EXERCISE DIRECTIONS = Could the records below be restated word for word, without a single picture?

(INFORMATION SHOWN begins)

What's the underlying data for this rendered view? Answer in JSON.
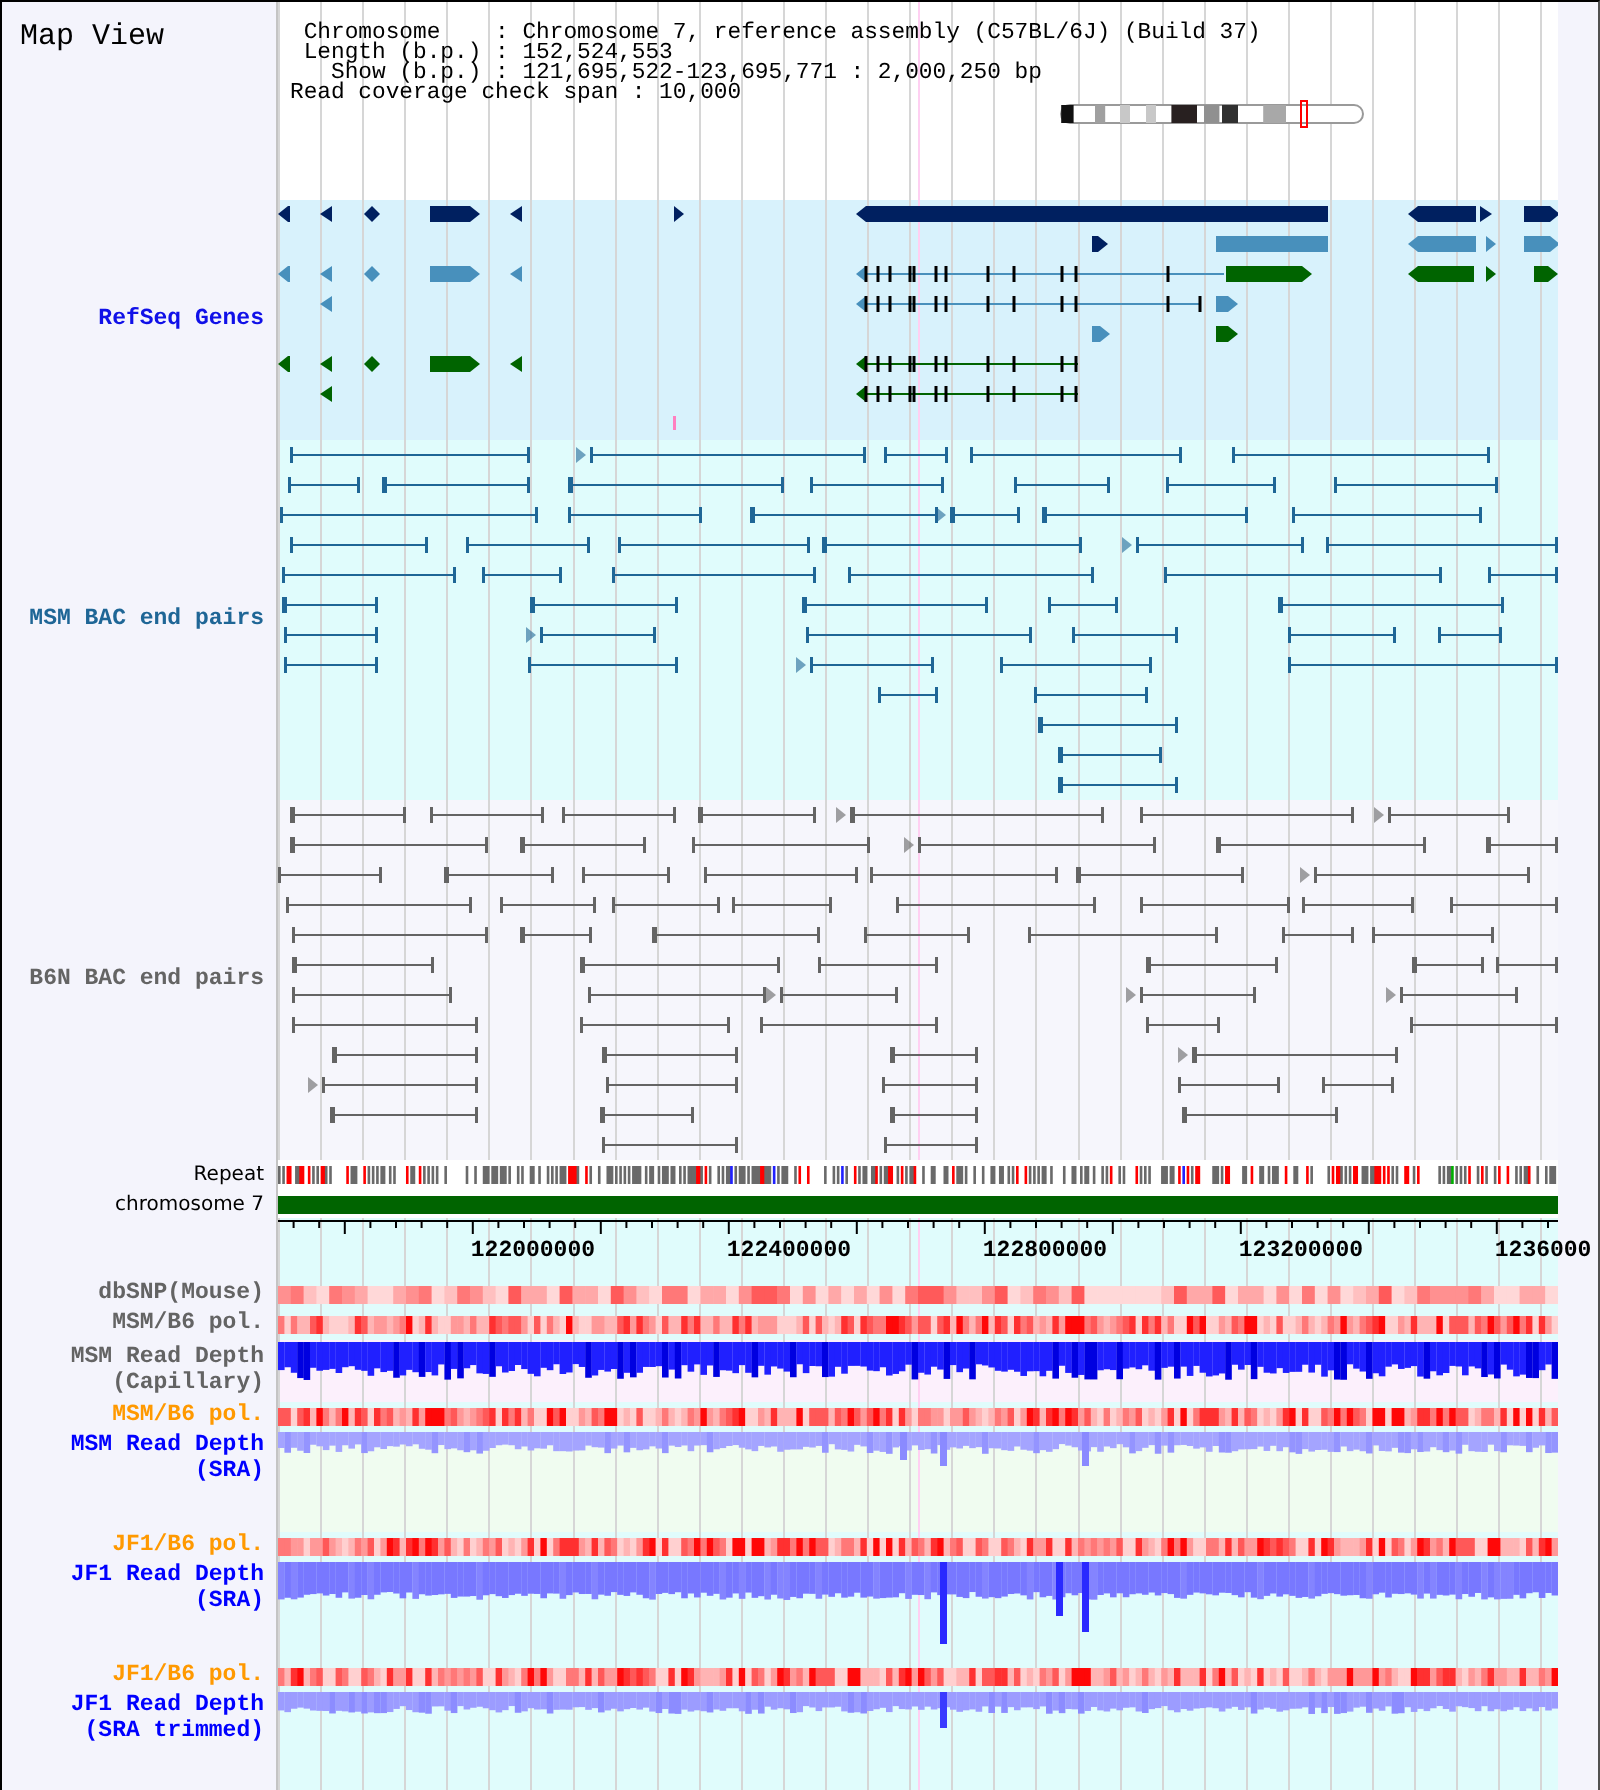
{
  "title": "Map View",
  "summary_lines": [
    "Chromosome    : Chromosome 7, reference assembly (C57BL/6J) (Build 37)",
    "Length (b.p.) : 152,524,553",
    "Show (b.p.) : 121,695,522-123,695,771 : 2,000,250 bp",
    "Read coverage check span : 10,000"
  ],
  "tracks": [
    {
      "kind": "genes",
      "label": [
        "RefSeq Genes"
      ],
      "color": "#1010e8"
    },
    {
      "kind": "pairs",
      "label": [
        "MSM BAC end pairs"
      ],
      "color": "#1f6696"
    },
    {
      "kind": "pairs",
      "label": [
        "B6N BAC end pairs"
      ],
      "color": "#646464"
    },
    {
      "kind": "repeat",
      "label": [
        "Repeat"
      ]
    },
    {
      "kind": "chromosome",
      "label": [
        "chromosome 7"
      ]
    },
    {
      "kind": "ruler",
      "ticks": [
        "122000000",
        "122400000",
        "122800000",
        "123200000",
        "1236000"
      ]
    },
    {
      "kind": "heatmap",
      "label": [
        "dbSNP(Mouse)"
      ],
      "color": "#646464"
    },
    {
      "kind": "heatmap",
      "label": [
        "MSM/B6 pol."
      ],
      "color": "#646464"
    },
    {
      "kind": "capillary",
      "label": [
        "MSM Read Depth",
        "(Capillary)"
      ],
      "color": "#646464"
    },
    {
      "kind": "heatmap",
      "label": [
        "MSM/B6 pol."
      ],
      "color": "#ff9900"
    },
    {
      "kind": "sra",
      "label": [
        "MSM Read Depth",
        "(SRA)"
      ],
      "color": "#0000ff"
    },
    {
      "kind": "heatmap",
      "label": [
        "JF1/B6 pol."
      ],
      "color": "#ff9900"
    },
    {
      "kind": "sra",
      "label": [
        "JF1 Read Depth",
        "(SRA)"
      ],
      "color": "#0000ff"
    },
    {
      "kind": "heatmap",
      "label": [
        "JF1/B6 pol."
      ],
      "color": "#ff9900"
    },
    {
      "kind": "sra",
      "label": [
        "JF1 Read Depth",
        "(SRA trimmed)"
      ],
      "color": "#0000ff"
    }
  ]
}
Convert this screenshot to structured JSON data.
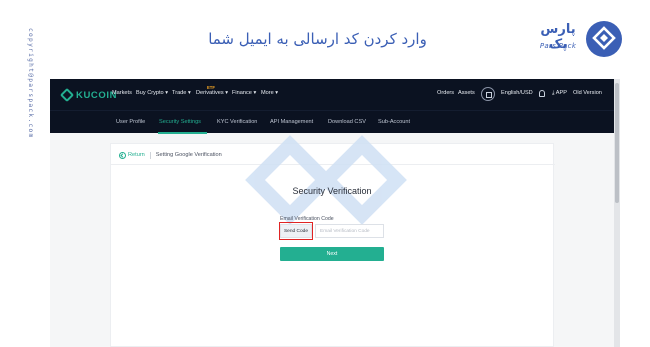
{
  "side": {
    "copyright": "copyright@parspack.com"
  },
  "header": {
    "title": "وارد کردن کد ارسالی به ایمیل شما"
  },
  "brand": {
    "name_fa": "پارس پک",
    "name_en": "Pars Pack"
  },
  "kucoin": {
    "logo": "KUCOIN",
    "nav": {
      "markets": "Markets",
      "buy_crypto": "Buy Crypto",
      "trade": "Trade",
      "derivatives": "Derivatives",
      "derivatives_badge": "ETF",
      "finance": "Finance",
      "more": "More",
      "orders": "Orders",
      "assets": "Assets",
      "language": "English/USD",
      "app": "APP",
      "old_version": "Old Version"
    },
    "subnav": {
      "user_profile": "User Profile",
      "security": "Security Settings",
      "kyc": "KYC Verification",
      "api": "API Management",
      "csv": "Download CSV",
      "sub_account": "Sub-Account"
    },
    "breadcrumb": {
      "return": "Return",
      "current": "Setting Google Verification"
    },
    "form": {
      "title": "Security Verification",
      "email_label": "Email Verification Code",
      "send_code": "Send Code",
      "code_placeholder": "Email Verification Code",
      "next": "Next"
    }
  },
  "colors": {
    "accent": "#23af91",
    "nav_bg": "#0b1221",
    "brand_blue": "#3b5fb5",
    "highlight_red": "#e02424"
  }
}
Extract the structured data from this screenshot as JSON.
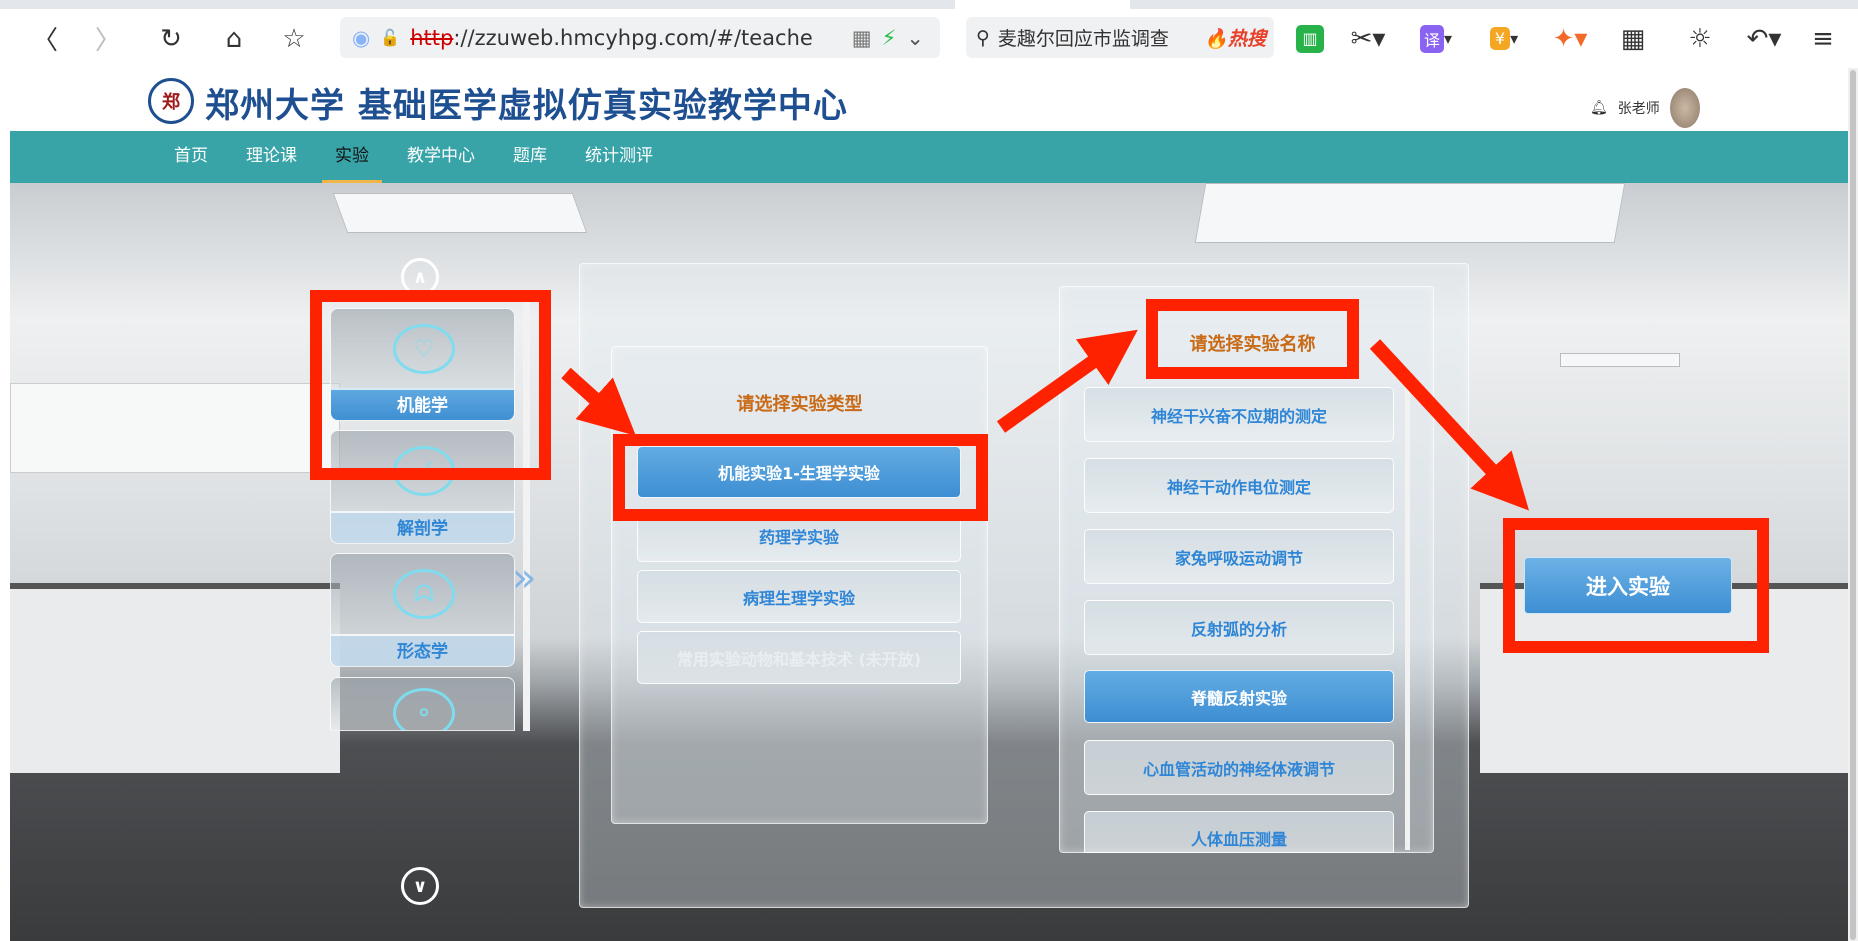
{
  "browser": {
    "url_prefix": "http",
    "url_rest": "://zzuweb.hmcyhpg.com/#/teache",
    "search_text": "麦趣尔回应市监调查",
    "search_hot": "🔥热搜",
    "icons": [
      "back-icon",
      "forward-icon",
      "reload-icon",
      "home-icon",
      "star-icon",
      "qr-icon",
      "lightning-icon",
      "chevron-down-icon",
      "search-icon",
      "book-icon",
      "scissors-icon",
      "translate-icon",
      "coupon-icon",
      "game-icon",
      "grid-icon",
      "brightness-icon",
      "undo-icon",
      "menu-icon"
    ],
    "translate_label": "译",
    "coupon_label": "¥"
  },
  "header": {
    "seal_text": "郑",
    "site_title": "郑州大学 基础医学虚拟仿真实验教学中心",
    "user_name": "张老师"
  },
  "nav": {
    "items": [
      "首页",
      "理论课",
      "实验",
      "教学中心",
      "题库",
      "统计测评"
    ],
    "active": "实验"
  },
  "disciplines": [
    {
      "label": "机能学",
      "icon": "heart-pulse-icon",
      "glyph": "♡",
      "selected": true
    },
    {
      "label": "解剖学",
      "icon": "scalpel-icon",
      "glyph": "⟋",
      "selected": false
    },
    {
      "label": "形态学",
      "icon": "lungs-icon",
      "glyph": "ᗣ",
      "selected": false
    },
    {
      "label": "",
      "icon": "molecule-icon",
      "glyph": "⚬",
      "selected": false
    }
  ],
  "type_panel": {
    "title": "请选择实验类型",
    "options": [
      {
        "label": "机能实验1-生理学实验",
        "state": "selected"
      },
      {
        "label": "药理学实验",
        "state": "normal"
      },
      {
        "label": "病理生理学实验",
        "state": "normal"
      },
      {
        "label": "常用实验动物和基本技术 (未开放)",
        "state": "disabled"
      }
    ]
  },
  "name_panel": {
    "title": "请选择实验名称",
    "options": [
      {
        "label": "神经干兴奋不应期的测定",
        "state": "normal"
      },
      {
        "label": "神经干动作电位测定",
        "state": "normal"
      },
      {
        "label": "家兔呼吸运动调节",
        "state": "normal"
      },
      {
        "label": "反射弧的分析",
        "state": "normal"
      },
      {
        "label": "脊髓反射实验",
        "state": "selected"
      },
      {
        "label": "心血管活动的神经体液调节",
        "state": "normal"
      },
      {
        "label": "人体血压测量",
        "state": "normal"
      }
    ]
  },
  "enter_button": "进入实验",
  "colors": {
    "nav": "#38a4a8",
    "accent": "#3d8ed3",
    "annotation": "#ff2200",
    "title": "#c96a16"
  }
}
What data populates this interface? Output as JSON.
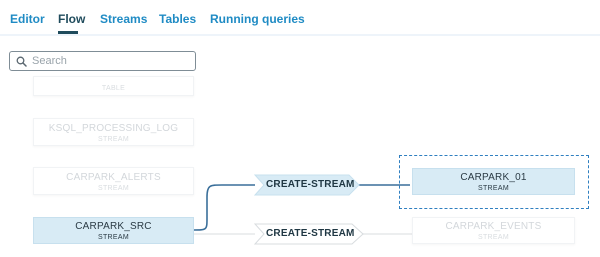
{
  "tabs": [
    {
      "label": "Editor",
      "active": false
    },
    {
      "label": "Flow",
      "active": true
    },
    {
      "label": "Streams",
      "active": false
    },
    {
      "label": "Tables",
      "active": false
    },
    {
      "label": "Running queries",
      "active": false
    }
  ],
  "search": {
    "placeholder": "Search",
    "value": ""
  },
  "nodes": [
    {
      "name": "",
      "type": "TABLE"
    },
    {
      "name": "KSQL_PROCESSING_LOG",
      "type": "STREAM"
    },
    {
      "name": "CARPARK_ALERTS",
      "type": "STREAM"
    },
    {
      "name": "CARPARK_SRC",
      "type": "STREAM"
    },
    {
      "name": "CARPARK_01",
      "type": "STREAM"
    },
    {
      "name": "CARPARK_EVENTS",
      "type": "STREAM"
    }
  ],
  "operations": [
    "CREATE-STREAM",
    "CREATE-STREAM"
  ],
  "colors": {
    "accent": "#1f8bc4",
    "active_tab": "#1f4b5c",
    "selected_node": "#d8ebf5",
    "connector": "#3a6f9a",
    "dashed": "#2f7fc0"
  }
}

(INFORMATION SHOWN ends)

THE COMPLETED TASK =
What's the underlying data for this rendered view? Answer in JSON.
{
  "title": "Map View",
  "summary_lines": [
    "Chromosome    : Chromosome 7, reference assembly (C57BL/6J) (Build 37)",
    "Length (b.p.) : 152,524,553",
    "Show (b.p.) : 121,695,522-123,695,771 : 2,000,250 bp",
    "Read coverage check span : 10,000"
  ],
  "tracks": [
    {
      "kind": "genes",
      "label": [
        "RefSeq Genes"
      ],
      "color": "#1010e8"
    },
    {
      "kind": "pairs",
      "label": [
        "MSM BAC end pairs"
      ],
      "color": "#1f6696"
    },
    {
      "kind": "pairs",
      "label": [
        "B6N BAC end pairs"
      ],
      "color": "#646464"
    },
    {
      "kind": "repeat",
      "label": [
        "Repeat"
      ]
    },
    {
      "kind": "chromosome",
      "label": [
        "chromosome 7"
      ]
    },
    {
      "kind": "ruler",
      "ticks": [
        "122000000",
        "122400000",
        "122800000",
        "123200000",
        "1236000"
      ]
    },
    {
      "kind": "heatmap",
      "label": [
        "dbSNP(Mouse)"
      ],
      "color": "#646464"
    },
    {
      "kind": "heatmap",
      "label": [
        "MSM/B6 pol."
      ],
      "color": "#646464"
    },
    {
      "kind": "capillary",
      "label": [
        "MSM Read Depth",
        "(Capillary)"
      ],
      "color": "#646464"
    },
    {
      "kind": "heatmap",
      "label": [
        "MSM/B6 pol."
      ],
      "color": "#ff9900"
    },
    {
      "kind": "sra",
      "label": [
        "MSM Read Depth",
        "(SRA)"
      ],
      "color": "#0000ff"
    },
    {
      "kind": "heatmap",
      "label": [
        "JF1/B6 pol."
      ],
      "color": "#ff9900"
    },
    {
      "kind": "sra",
      "label": [
        "JF1 Read Depth",
        "(SRA)"
      ],
      "color": "#0000ff"
    },
    {
      "kind": "heatmap",
      "label": [
        "JF1/B6 pol."
      ],
      "color": "#ff9900"
    },
    {
      "kind": "sra",
      "label": [
        "JF1 Read Depth",
        "(SRA trimmed)"
      ],
      "color": "#0000ff"
    }
  ]
}
Convert this screenshot to structured JSON data.
{
  "side": {
    "copyright": "copyright@parspack.com"
  },
  "header": {
    "title": "وارد کردن کد ارسالی به ایمیل شما"
  },
  "brand": {
    "name_fa": "پارس پک",
    "name_en": "Pars Pack"
  },
  "kucoin": {
    "logo": "KUCOIN",
    "nav": {
      "markets": "Markets",
      "buy_crypto": "Buy Crypto",
      "trade": "Trade",
      "derivatives": "Derivatives",
      "derivatives_badge": "ETF",
      "finance": "Finance",
      "more": "More",
      "orders": "Orders",
      "assets": "Assets",
      "language": "English/USD",
      "app": "APP",
      "old_version": "Old Version"
    },
    "subnav": {
      "user_profile": "User Profile",
      "security": "Security Settings",
      "kyc": "KYC Verification",
      "api": "API Management",
      "csv": "Download CSV",
      "sub_account": "Sub-Account"
    },
    "breadcrumb": {
      "return": "Return",
      "current": "Setting Google Verification"
    },
    "form": {
      "title": "Security Verification",
      "email_label": "Email Verification Code",
      "send_code": "Send Code",
      "code_placeholder": "Email Verification Code",
      "next": "Next"
    }
  },
  "colors": {
    "accent": "#23af91",
    "nav_bg": "#0b1221",
    "brand_blue": "#3b5fb5",
    "highlight_red": "#e02424"
  }
}
Extract the structured data from this screenshot as JSON.
{
  "browser": {
    "url_prefix": "http",
    "url_rest": "://zzuweb.hmcyhpg.com/#/teache",
    "search_text": "麦趣尔回应市监调查",
    "search_hot": "🔥热搜",
    "icons": [
      "back-icon",
      "forward-icon",
      "reload-icon",
      "home-icon",
      "star-icon",
      "qr-icon",
      "lightning-icon",
      "chevron-down-icon",
      "search-icon",
      "book-icon",
      "scissors-icon",
      "translate-icon",
      "coupon-icon",
      "game-icon",
      "grid-icon",
      "brightness-icon",
      "undo-icon",
      "menu-icon"
    ],
    "translate_label": "译",
    "coupon_label": "¥"
  },
  "header": {
    "seal_text": "郑",
    "site_title": "郑州大学 基础医学虚拟仿真实验教学中心",
    "user_name": "张老师"
  },
  "nav": {
    "items": [
      "首页",
      "理论课",
      "实验",
      "教学中心",
      "题库",
      "统计测评"
    ],
    "active": "实验"
  },
  "disciplines": [
    {
      "label": "机能学",
      "icon": "heart-pulse-icon",
      "glyph": "♡",
      "selected": true
    },
    {
      "label": "解剖学",
      "icon": "scalpel-icon",
      "glyph": "⟋",
      "selected": false
    },
    {
      "label": "形态学",
      "icon": "lungs-icon",
      "glyph": "ᗣ",
      "selected": false
    },
    {
      "label": "",
      "icon": "molecule-icon",
      "glyph": "⚬",
      "selected": false
    }
  ],
  "type_panel": {
    "title": "请选择实验类型",
    "options": [
      {
        "label": "机能实验1-生理学实验",
        "state": "selected"
      },
      {
        "label": "药理学实验",
        "state": "normal"
      },
      {
        "label": "病理生理学实验",
        "state": "normal"
      },
      {
        "label": "常用实验动物和基本技术 (未开放)",
        "state": "disabled"
      }
    ]
  },
  "name_panel": {
    "title": "请选择实验名称",
    "options": [
      {
        "label": "神经干兴奋不应期的测定",
        "state": "normal"
      },
      {
        "label": "神经干动作电位测定",
        "state": "normal"
      },
      {
        "label": "家兔呼吸运动调节",
        "state": "normal"
      },
      {
        "label": "反射弧的分析",
        "state": "normal"
      },
      {
        "label": "脊髓反射实验",
        "state": "selected"
      },
      {
        "label": "心血管活动的神经体液调节",
        "state": "normal"
      },
      {
        "label": "人体血压测量",
        "state": "normal"
      }
    ]
  },
  "enter_button": "进入实验",
  "colors": {
    "nav": "#38a4a8",
    "accent": "#3d8ed3",
    "annotation": "#ff2200",
    "title": "#c96a16"
  }
}
What data populates this interface? Output as JSON.
{
  "tabs": [
    {
      "label": "Editor",
      "active": false
    },
    {
      "label": "Flow",
      "active": true
    },
    {
      "label": "Streams",
      "active": false
    },
    {
      "label": "Tables",
      "active": false
    },
    {
      "label": "Running queries",
      "active": false
    }
  ],
  "search": {
    "placeholder": "Search",
    "value": ""
  },
  "nodes": [
    {
      "name": "",
      "type": "TABLE"
    },
    {
      "name": "KSQL_PROCESSING_LOG",
      "type": "STREAM"
    },
    {
      "name": "CARPARK_ALERTS",
      "type": "STREAM"
    },
    {
      "name": "CARPARK_SRC",
      "type": "STREAM"
    },
    {
      "name": "CARPARK_01",
      "type": "STREAM"
    },
    {
      "name": "CARPARK_EVENTS",
      "type": "STREAM"
    }
  ],
  "operations": [
    "CREATE-STREAM",
    "CREATE-STREAM"
  ],
  "colors": {
    "accent": "#1f8bc4",
    "active_tab": "#1f4b5c",
    "selected_node": "#d8ebf5",
    "connector": "#3a6f9a",
    "dashed": "#2f7fc0"
  }
}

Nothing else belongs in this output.